I didn’t want to take amazing archive footage and inspiring people and remix them into something new. I wanted to keep the feeling both of the persons on screen and the intentions of the filmmakers. Also the film breaks down into eleven chapters—equivalent to eleven songs. A mixtape is something you make for someone you like, someone you want to impress: here’s this song, but hold on the next one is even better, and there’s an arc, you want to tell something. I didn’t want to make this a hard-hitting issue film. I wanted to keep it more open, so you can do your own math. Or think of it this way: you have this material and you have options. You could make an online archive of it or something like that. Or you could make a bold documentary statement. Or you could do something in-between, which was my intention.
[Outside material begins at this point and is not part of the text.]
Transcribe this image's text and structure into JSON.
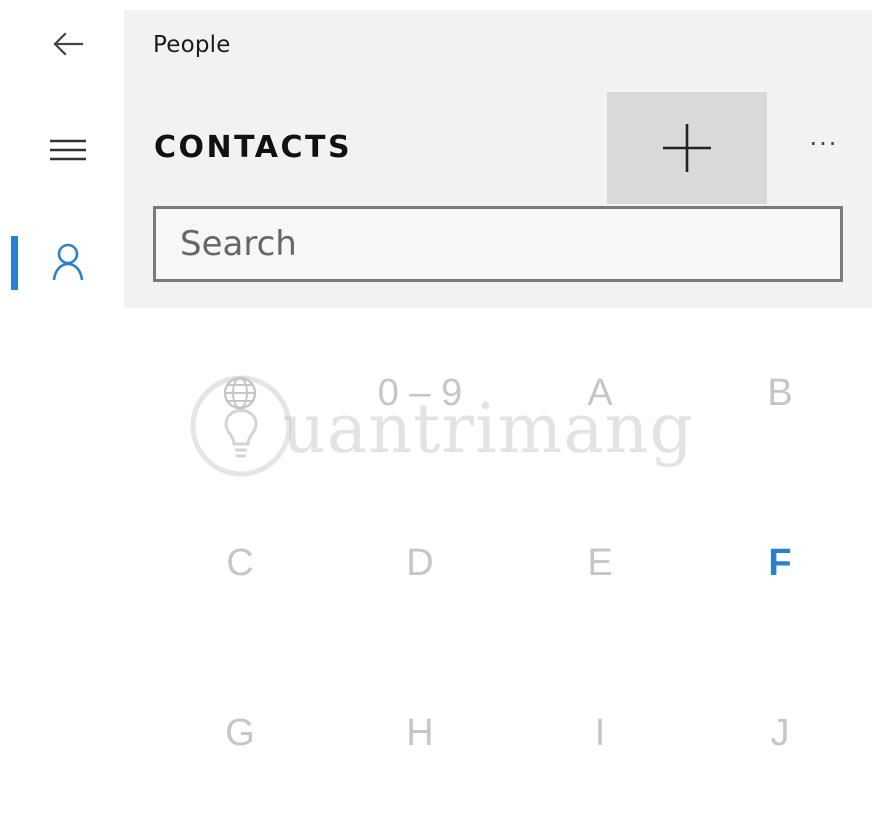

We worked hard to get voices talking over images, deepening the experience, making another layer of time and perspective and context, and then you have music too. I was also thinking of DVD commentary tracks. It’s actually easy as a viewer to handle those two sources of information—image and commentary—very smoothly, especially with older films.
In terms of recording the interviews, it was very organic. We built it as we went along. I would have one segment edited, I would show it to someone and they commented and then I edited the comments in, and then I thought about what else we needed. I was living in New York at this time. I interviewed Erykah Badu in a tiny dressing room at NBC Studios. Of course I had to travel; I even flew to Oxford to interview Robin Kelley. The last interview I did, just a couple of weeks before Sundance, was with John Forté, producer of The Fugees. He had been in prison, and I knew the Mixtape needed to get more into the prison issue in regard to the killing of George Jackson, the Attica uprising, the imprisonment of Angela Davis. In the case of Forté, I posted images online for him. Then he recorded himself in his own studio on an excellent microphone while we were talking on the phone. Afterwards he uploaded the recording.
The thing is that, no matter how good, how beautiful the archive material you have, it’s still very claustrophobic because you’re locked in to this space and time. I wanted to use voices to add oxygen into that container.
Why did you decide to include the Harlem interview with the former prostitute?
1972 is the beginning of the decline of the movement, and of solidarity toward it from other people. We could have ended the film in 1972, with Angela Davis being released from jail. But I think we had to show society’s backlash—that things didn’t change for the better. Originally I wanted to have more in the film about the urban housing situation, which was a total catastrophe, and we didn’t really cover that enough in the film. But we did deal with the question of drugs.
We’re going downward in the film and you could say we hit rock bottom with the interview with the prostitute. I showed that interview to many people and asked, “Is this too much? Can I show this?” And they all said, “Yes—because she’s so strong.” There’s something so strong in her. At the beginning of the process, some people did say: “You can’t have this tragic ending.” But I had no complaints by the end.
I really couldn’t do this film without putting the drugs issue on display because it was so important at the time. And, by the way, although you don’t see it so much anymore, it became almost a cliché at the time (in Sweden as well) with people speaking about their drug addiction on television. Yes, sure, it’s depressing, but it’s compensated for by things like Erykah Badu saying that there’s a happy ending with a lot of unhappy middles, and also that we have to produce our own histories and write our own books. I did try in the last chapter—in the last “song” of the last year—to get a survey of people reflecting on the legacy.